If you held the same views as myself, and hundreds of thousands of other Star Wars fans, “Solo” was a very dicey proposal. In the year and a half leading up to the film’s release there were multiple script changes as well as creative differences that eventually led to the firing of directors, Phil Lord and Christopher Miller. Not to mention that the trailers released prior to “Solo” hitting theaters were all extremely underwhelming. Top it all off with the fact that a stand-alone Han Solo movie is probably the most unappealing idea for a Star Wars film ever and you have me going into the theater with very low expectations. After seeing “Solo” I can now confidently say that the movie exceeded my expectations, if only by the bare minimum.
The cinematography for the first 30 seconds of the film is surprisingly well done. After the movie begins by giving the signature Star Wars space letters monologue, the screen fades to black and is jump-started to life by sparks as the film’s namesake hotwires a vehicle to make his getaway. Frankly this ends up being the most noteworthy takeaway from the entire film, which speaks magnitudes for the rest of the film. This isn’t to say that it’s a horrible experience, the film just never manages to be anything more than passable.
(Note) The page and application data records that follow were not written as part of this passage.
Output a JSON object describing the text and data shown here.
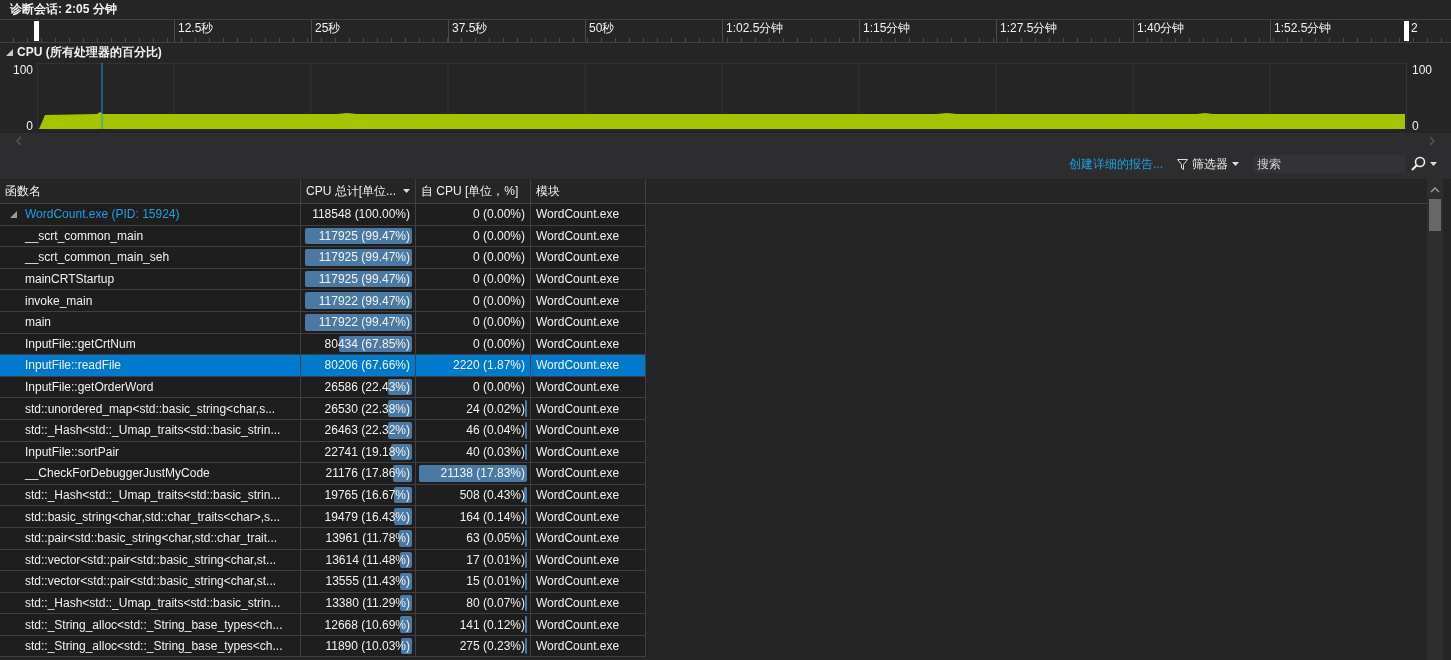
{
  "session": {
    "title": "诊断会话: 2:05 分钟"
  },
  "timeline": {
    "labels": [
      "12.5秒",
      "25秒",
      "37.5秒",
      "50秒",
      "1:02.5分钟",
      "1:15分钟",
      "1:27.5分钟",
      "1:40分钟",
      "1:52.5分钟",
      "2"
    ]
  },
  "cpu_panel": {
    "expanded": true,
    "title": "CPU (所有处理器的百分比)",
    "left_axis": [
      "100",
      "0"
    ],
    "right_axis": [
      "100",
      "0"
    ]
  },
  "toolbar": {
    "report_link": "创建详细的报告...",
    "filter": "筛选器",
    "search": {
      "placeholder": "搜索"
    }
  },
  "table": {
    "columns": [
      {
        "label": "函数名",
        "sorted": false
      },
      {
        "label": "CPU 总计[单位...",
        "sorted": true
      },
      {
        "label": "自 CPU [单位，%]",
        "sorted": false
      },
      {
        "label": "模块",
        "sorted": false
      }
    ],
    "rows": [
      {
        "name": "WordCount.exe (PID: 15924)",
        "expanded": true,
        "selected": false,
        "total": {
          "text": "118548 (100.00%)"
        },
        "self": {
          "text": "0 (0.00%)"
        },
        "module": "WordCount.exe",
        "children": [
          {
            "name": "__scrt_common_main",
            "selected": false,
            "total": {
              "text": "117925 (99.47%)",
              "level": 0.9947
            },
            "self": {
              "text": "0 (0.00%)"
            },
            "module": "WordCount.exe"
          },
          {
            "name": "__scrt_common_main_seh",
            "selected": false,
            "total": {
              "text": "117925 (99.47%)",
              "level": 0.9947
            },
            "self": {
              "text": "0 (0.00%)"
            },
            "module": "WordCount.exe"
          },
          {
            "name": "mainCRTStartup",
            "selected": false,
            "total": {
              "text": "117925 (99.47%)",
              "level": 0.9947
            },
            "self": {
              "text": "0 (0.00%)"
            },
            "module": "WordCount.exe"
          },
          {
            "name": "invoke_main",
            "selected": false,
            "total": {
              "text": "117922 (99.47%)",
              "level": 0.9947
            },
            "self": {
              "text": "0 (0.00%)"
            },
            "module": "WordCount.exe"
          },
          {
            "name": "main",
            "selected": false,
            "total": {
              "text": "117922 (99.47%)",
              "level": 0.9947
            },
            "self": {
              "text": "0 (0.00%)"
            },
            "module": "WordCount.exe"
          },
          {
            "name": "InputFile::getCrtNum",
            "selected": false,
            "total": {
              "text": "80434 (67.85%)",
              "level": 0.6785
            },
            "self": {
              "text": "0 (0.00%)"
            },
            "module": "WordCount.exe"
          },
          {
            "name": "InputFile::readFile",
            "selected": true,
            "total": {
              "text": "80206 (67.66%)"
            },
            "self": {
              "text": "2220 (1.87%)"
            },
            "module": "WordCount.exe"
          },
          {
            "name": "InputFile::getOrderWord",
            "selected": false,
            "total": {
              "text": "26586 (22.43%)",
              "level": 0.2243
            },
            "self": {
              "text": "0 (0.00%)"
            },
            "module": "WordCount.exe"
          },
          {
            "name": "std::unordered_map<std::basic_string<char,s...",
            "selected": false,
            "total": {
              "text": "26530 (22.38%)",
              "level": 0.2238
            },
            "self": {
              "text": "24 (0.02%)",
              "level": 0.0011
            },
            "module": "WordCount.exe"
          },
          {
            "name": "std::_Hash<std::_Umap_traits<std::basic_strin...",
            "selected": false,
            "total": {
              "text": "26463 (22.32%)",
              "level": 0.2232
            },
            "self": {
              "text": "46 (0.04%)",
              "level": 0.0022
            },
            "module": "WordCount.exe"
          },
          {
            "name": "InputFile::sortPair",
            "selected": false,
            "total": {
              "text": "22741 (19.18%)",
              "level": 0.1918
            },
            "self": {
              "text": "40 (0.03%)",
              "level": 0.0019
            },
            "module": "WordCount.exe"
          },
          {
            "name": "__CheckForDebuggerJustMyCode",
            "selected": false,
            "total": {
              "text": "21176 (17.86%)",
              "level": 0.1786
            },
            "self": {
              "text": "21138 (17.83%)",
              "level": 1
            },
            "module": "WordCount.exe"
          },
          {
            "name": "std::_Hash<std::_Umap_traits<std::basic_strin...",
            "selected": false,
            "total": {
              "text": "19765 (16.67%)",
              "level": 0.1667
            },
            "self": {
              "text": "508 (0.43%)",
              "level": 0.024
            },
            "module": "WordCount.exe"
          },
          {
            "name": "std::basic_string<char,std::char_traits<char>,s...",
            "selected": false,
            "total": {
              "text": "19479 (16.43%)",
              "level": 0.1643
            },
            "self": {
              "text": "164 (0.14%)",
              "level": 0.0078
            },
            "module": "WordCount.exe"
          },
          {
            "name": "std::pair<std::basic_string<char,std::char_trait...",
            "selected": false,
            "total": {
              "text": "13961 (11.78%)",
              "level": 0.1178
            },
            "self": {
              "text": "63 (0.05%)",
              "level": 0.003
            },
            "module": "WordCount.exe"
          },
          {
            "name": "std::vector<std::pair<std::basic_string<char,st...",
            "selected": false,
            "total": {
              "text": "13614 (11.48%)",
              "level": 0.1148
            },
            "self": {
              "text": "17 (0.01%)",
              "level": 0.0008
            },
            "module": "WordCount.exe"
          },
          {
            "name": "std::vector<std::pair<std::basic_string<char,st...",
            "selected": false,
            "total": {
              "text": "13555 (11.43%)",
              "level": 0.1143
            },
            "self": {
              "text": "15 (0.01%)",
              "level": 0.0007
            },
            "module": "WordCount.exe"
          },
          {
            "name": "std::_Hash<std::_Umap_traits<std::basic_strin...",
            "selected": false,
            "total": {
              "text": "13380 (11.29%)",
              "level": 0.1129
            },
            "self": {
              "text": "80 (0.07%)",
              "level": 0.0038
            },
            "module": "WordCount.exe"
          },
          {
            "name": "std::_String_alloc<std::_String_base_types<ch...",
            "selected": false,
            "total": {
              "text": "12668 (10.69%)",
              "level": 0.1069
            },
            "self": {
              "text": "141 (0.12%)",
              "level": 0.0067
            },
            "module": "WordCount.exe"
          },
          {
            "name": "std::_String_alloc<std::_String_base_types<ch...",
            "selected": false,
            "total": {
              "text": "11890 (10.03%)",
              "level": 0.1003
            },
            "self": {
              "text": "275 (0.23%)",
              "level": 0.013
            },
            "module": "WordCount.exe"
          }
        ]
      }
    ]
  }
}
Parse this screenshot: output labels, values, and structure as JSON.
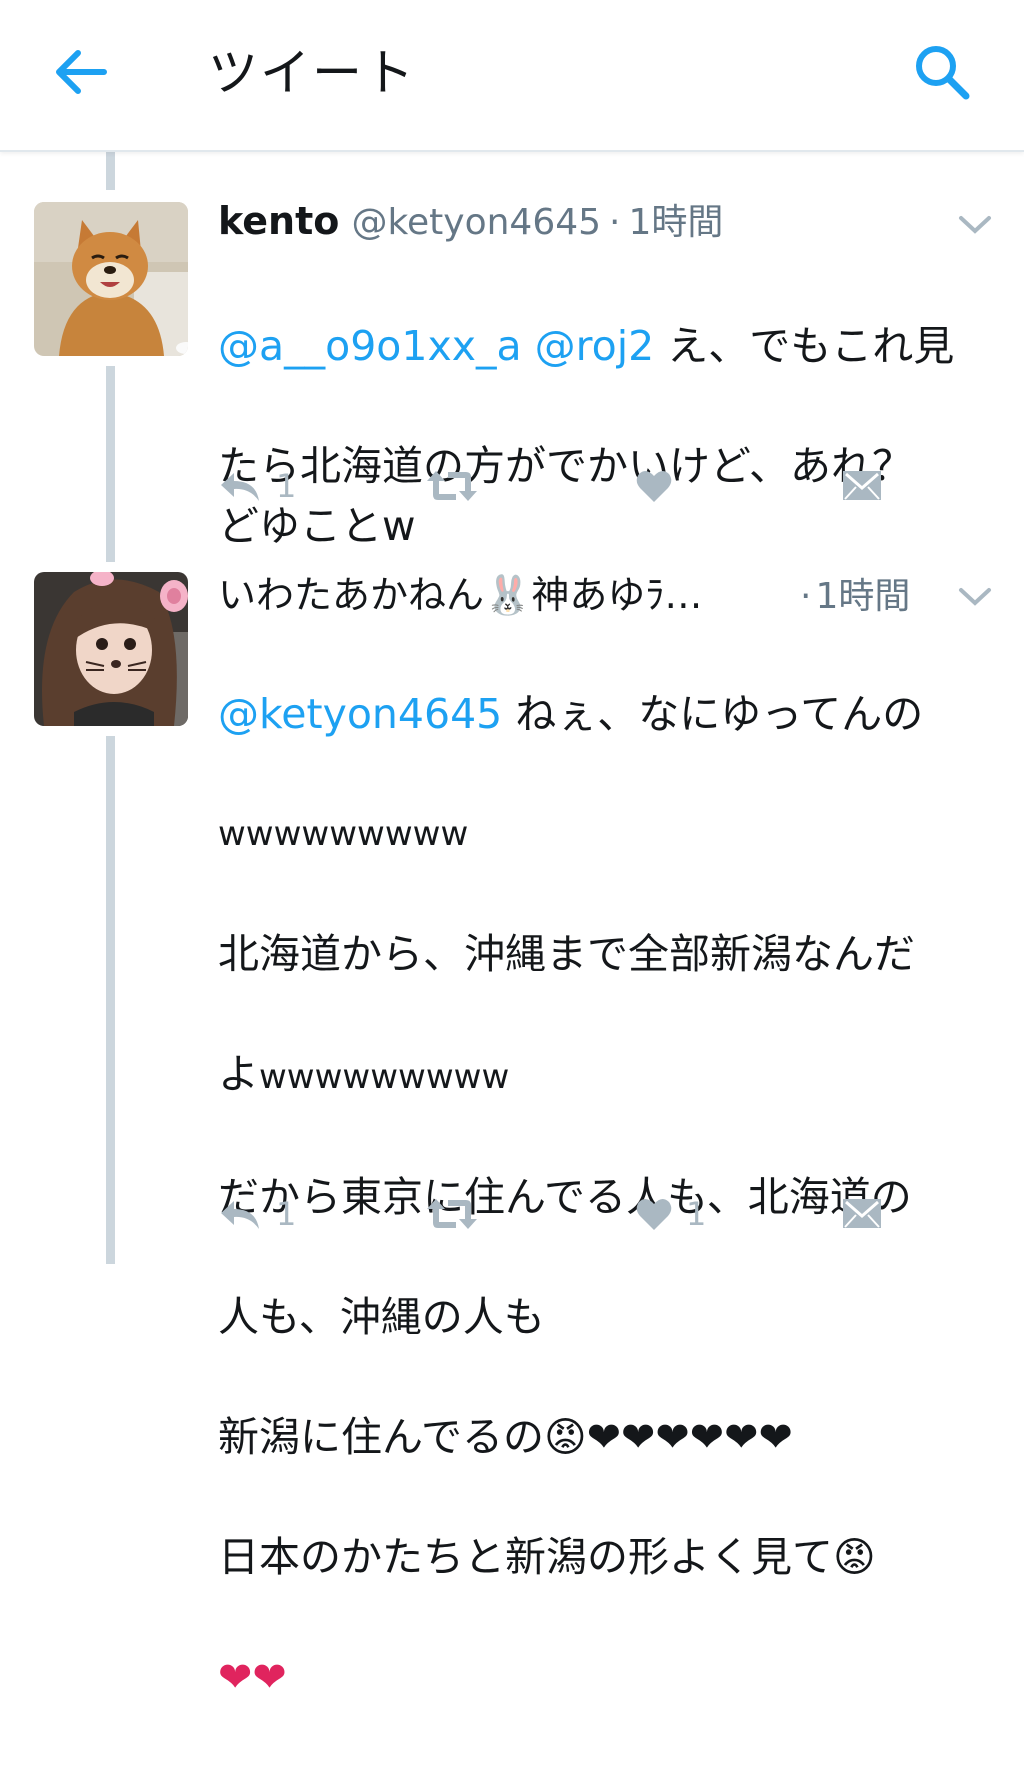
{
  "header": {
    "title": "ツイート",
    "back_icon": "arrow-left-icon",
    "search_icon": "search-icon",
    "accent": "#1da1f2"
  },
  "tweets": [
    {
      "name": "kento",
      "handle": "@ketyon4645",
      "separator": "·",
      "time": "1時間",
      "mentions": [
        "@a__o9o1xx_a",
        "@roj2"
      ],
      "text_line1_after": " え、でもこれ見",
      "text_rest": "たら北海道の方がでかいけど、あれ？\nどゆことw",
      "reply_count": "1",
      "retweet_count": "",
      "like_count": ""
    },
    {
      "name": "いわたあかねん🐰神あゆﾗ…",
      "separator": "·",
      "time": "1時間",
      "mention": "@ketyon4645",
      "after_mention": " ねぇ、なにゆってんの",
      "line2": "wwwwwwwww",
      "line3": "北海道から、沖縄まで全部新潟なんだ",
      "line4a": "よ",
      "line4b": "wwwwwwwww",
      "line5": "だから東京に住んでる人も、北海道の",
      "line6": "人も、沖縄の人も",
      "line7": "新潟に住んでるの😡❤❤❤❤❤❤",
      "line8": "日本のかたちと新潟の形よく見て😡",
      "line9": "❤❤",
      "reply_count": "1",
      "retweet_count": "",
      "like_count": "1"
    }
  ],
  "colors": {
    "icon_gray": "#aab8c2",
    "heart_gray": "#aab8c2",
    "thread_line": "#ccd6dd",
    "secondary_text": "#657786"
  }
}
A prime example of this mediocrity is Donald Glover’s portrayal of Lando Calrissian, which was almost universally the most anticipated aspect of this film. What audiences expected, from both the previously established character and some of Glover’s previous roles, was a performance that would allow him to stand out as a charismatic and eccentric fan favorite, but for the most part that’s simply not the case. Throughout this film it feels as if Lando is just there, and while I will admit that there was not much of a character to work with in the first place, I can’t help but be disappointed that Glover’s personality never comes across in this film. I’m not expecting a Troy Barnes from “Community,” where Glover played a quirky and clueless jester, but in “Solo,” Glover simply feels replaceable by bringing nothing to the table.
Speaking of pointless segments of this movie, there’s L3 (Phoebe Waller-Bridge), who takes up the role of obligatory, sassy self-aware droid, that solely exists as comic relief after the positive response to K-2 in “Rogue One.” I can appreciate the creativity behind her snarky, SJW-parodying comments, but the actual humor is more of a novelty and doesn’t find much success. The space battles are okay, with the first heist on Vandor being the best action sequence. The initial meeting of Han and Chewbacca is nice, but again it’s very bland and not much else.
One of the outlying problems with Solo is that it fails in the department of fan service. Usually, sci-fi and comic movies suffer from going overboard with callbacks to older movies, but when it comes to “Solo” this leads to it being stripped of the life of the Star Wars franchise. This is the main reason why a lot of key moments, which in a better executed movie would lead to fanboy goosebumps, just fall flat.
And of course, there’s the elephant in the room, Alden Ehrenreich as Han Solo. Many fans questioned whether he could measure up to Harrison Ford’s iconic performance of the role, especially following his character’s untimely death in “The Force Awakens.” I would say “spoiler warning” but honestly, if you haven’t seen one of the most successful movies of 2015, which came out over two years ago, you don’t really have a right to complain about being spoiled. As for Ehrenreich, I’d say he passes, but not as Harrison Ford’s Han Solo. The Han in this movie is a much greener and less cynical one, he hasn’t development into the veteran swindler we’ve come to know and love, so comparing him to Ford’s character just isn’t fair. In fact, the worst highlights of Ehrenreich’s performance are when the script forces him into playing Ford’s character. The intent was to show a slow progression into this role of intergalactic outlaw, but instead we get random and out of place lines that really don’t serve any purpose than to cause cringe.
Verdict: “Solo” isn’t the dumpster fire you were expecting, but it’s definitely not the big summer movie you’ve been waiting for. Fans will be sated until Episode IX, while newcomers will have a decent time at the movies.